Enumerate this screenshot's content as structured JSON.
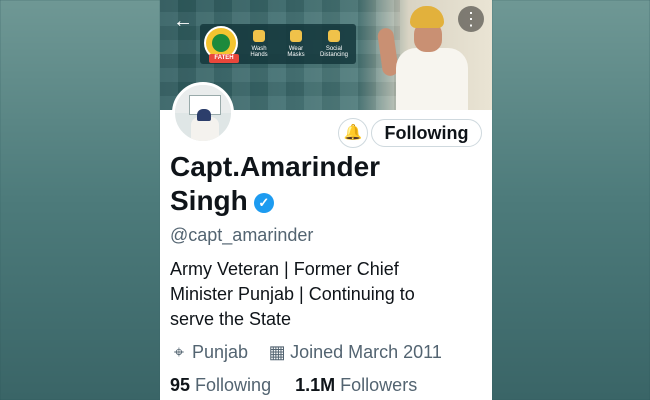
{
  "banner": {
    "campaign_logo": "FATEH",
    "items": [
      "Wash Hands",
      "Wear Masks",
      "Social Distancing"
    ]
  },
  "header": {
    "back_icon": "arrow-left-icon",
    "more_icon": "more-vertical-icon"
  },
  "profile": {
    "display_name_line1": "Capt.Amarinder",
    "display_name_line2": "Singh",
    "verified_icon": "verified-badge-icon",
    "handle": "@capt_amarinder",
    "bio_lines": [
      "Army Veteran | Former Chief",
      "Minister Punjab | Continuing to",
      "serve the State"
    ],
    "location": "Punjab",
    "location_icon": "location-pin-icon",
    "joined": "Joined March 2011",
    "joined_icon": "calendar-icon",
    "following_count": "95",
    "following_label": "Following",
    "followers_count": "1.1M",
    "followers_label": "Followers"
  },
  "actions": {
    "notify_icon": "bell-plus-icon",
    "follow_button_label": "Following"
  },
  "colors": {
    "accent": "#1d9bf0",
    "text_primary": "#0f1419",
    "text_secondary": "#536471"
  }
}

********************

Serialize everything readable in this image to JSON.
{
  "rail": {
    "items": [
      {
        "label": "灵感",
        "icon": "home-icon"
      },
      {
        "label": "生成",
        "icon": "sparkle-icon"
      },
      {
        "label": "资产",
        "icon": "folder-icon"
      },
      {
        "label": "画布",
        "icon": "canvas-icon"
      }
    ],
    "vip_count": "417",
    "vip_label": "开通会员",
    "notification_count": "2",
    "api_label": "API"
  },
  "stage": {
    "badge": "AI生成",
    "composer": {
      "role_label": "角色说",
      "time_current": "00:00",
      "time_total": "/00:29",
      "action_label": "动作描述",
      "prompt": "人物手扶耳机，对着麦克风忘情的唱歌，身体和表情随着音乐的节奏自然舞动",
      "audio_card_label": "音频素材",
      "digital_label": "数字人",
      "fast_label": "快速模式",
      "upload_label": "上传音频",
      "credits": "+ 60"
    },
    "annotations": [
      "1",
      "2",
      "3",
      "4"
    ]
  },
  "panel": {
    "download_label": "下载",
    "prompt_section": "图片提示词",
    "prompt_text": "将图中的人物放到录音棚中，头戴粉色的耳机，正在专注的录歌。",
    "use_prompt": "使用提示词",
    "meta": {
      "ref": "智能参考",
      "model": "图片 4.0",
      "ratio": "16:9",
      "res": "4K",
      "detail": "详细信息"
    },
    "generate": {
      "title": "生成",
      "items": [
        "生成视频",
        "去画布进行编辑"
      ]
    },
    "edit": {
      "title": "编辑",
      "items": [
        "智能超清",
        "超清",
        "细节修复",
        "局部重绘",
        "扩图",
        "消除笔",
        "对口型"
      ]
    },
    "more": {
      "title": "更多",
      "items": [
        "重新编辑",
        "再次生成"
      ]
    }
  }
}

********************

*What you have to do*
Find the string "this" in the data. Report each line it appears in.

*Written reply*
Enumerate this screenshot's content as structured JSON.
Serialize everything readable in this image to JSON.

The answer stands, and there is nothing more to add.